Chicagoans know the immediate cause of the city’s teachers strike: Teachers are dissatisfied with their pay, class sizes and support staff. Meanwhile, taxpayers recognize that Chicago’s teacher salaries, the median of which is more than $78,000, are high compared with other big cities, and the school district is on shaky fiscal ground. So it seems a little rich for the Chicago Teachers Union to demand bigger raises than the district has already promised, along with the hiring of more teachers and staff.
Nonetheless, Mayor Lori Lightfoot and Chicago Public Schools CEO Janice Jackson have bent over backward trying to satisfy the teachers’ demands, while failing to address the fray’s root cause. The problem — one that few in the standoff seem to realize, but which is causing problems for both sides — is the structure of teacher retirement benefits. As the structure currently operates, it exacerbates the astronomical pension debt burden Chicago taxpayers face while benefiting only a small number of teachers. High costs for a few teachers constrain what the district can do to meet all teachers’ (and students’) needs.
On average, to earn a full pension, a teacher must remain in the same state or district for 25 years — a condition that less than half of teachers nationally will meet. In Illinois, where the vesting period for the pension system is 10 years of employment, only half of new teachers will ever vest in the system. And only 1 out of 5 teachers in Illinois will ever break even from their pension plan.
Everyone else either quits teaching or changes school districts before earning a full pension, often walking away with less than they contributed to the system.
This makes sense if you think about how a lot of talented educators approach the profession. There is a great deal of churn in the first five to seven years of teaching employment. Many bright, driven 20-somethings try their hand at teaching. But they are also at the beginning of their careers and likely to move to form families, pursue further education and so on. However, by moving or changing districts, they are subsidizing those who stay in the system without saving for retirement themselves. In addition, their pay is lower because a portion of it is deducted to pay for pensions that they will never receive.
The current benefit structure not only robs the majority of Chicago teachers, it squeezes taxpayers too. The pension problems in CPS cannot be overstated. To date, its pensions are only 48 percent funded and $11 billion in the red. That means employer and employee contributions aren’t saving for future retirees but going to pay off debt for those promised decades ago. Suffice it to say, it is irresponsible for Chicago to inflate already high salaries — and taxpayers know it. That’s why many of them are so rubbed the wrong way by CTU’s demands, which would push the average teacher salary to nearly $100,000 within five years (and raise the pension payout too).

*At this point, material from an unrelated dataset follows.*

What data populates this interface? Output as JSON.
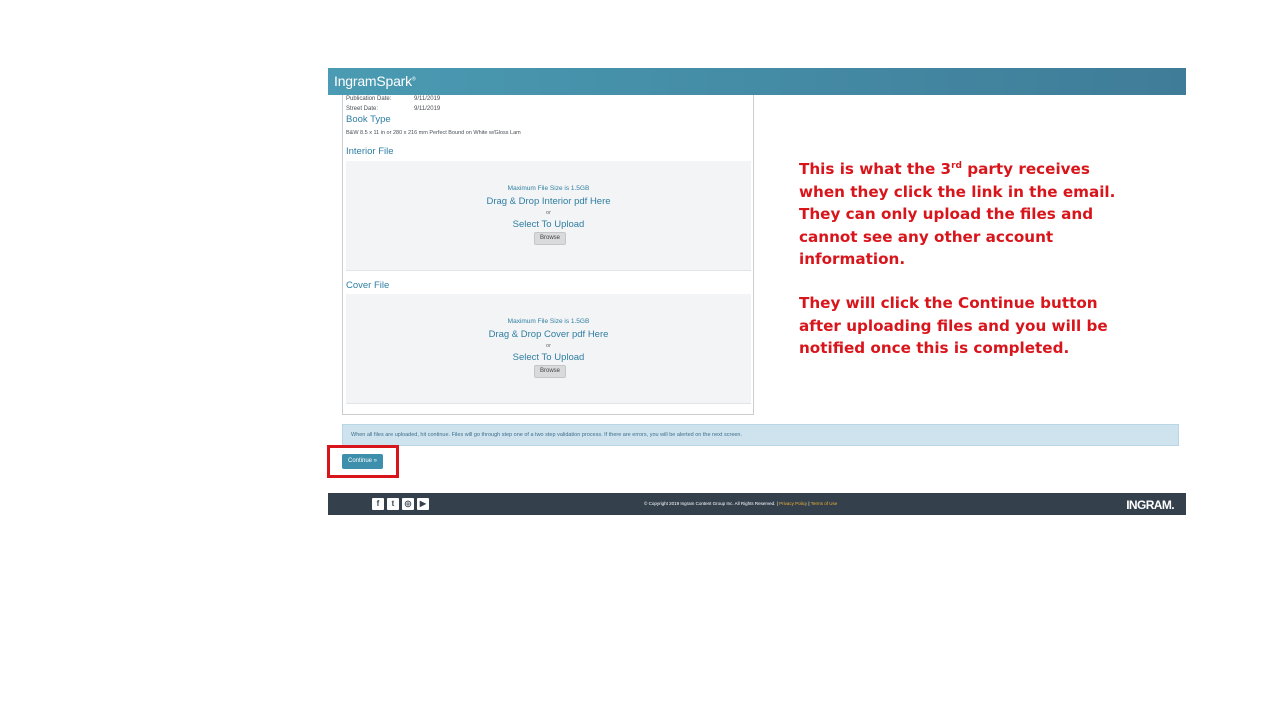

As Chicago digs itself deeper into a hole, with “no long-term financial plan” to address these challenges (as the Chicago Civic Federation points out), it’s clear that something needs to change, not just superficially but structurally. A makeover to the teacher pension system would allow teachers to increase their take-home pay, relieve the pension burden on taxpayers and maybe even leave some extra cash to fund the workplace-quality improvements CTU is requesting. Sound too good to be true? Consider the idea of a portable contribution system. Such a plan would not only prevent the city from making promises it can’t deliver, but would also translate into an effective raise for the 4 out of 5 Illinois teachers who never profit from their current defined-benefit plan. Karl Marx’s famous line that history repeats itself “first as tragedy, then as farce” applies well to this scenario. The tragedy occurred when the city and the school district promised more money in retirement benefits than they could afford to provide. The farce is occurring now, with Lightfoot and Jackson offering overly generous pay increases to paper over a root problem they refuse to acknowledge. Perhaps the next scene in the melodrama could feature a marriage between the unlikeliest of couples — taxpayers and teachers — brought about by a fundamental restructuring of the pension system that benefits the majority.
This piece originally appeared at the Chicago Tribune
Photo by Scott Olson/Getty Images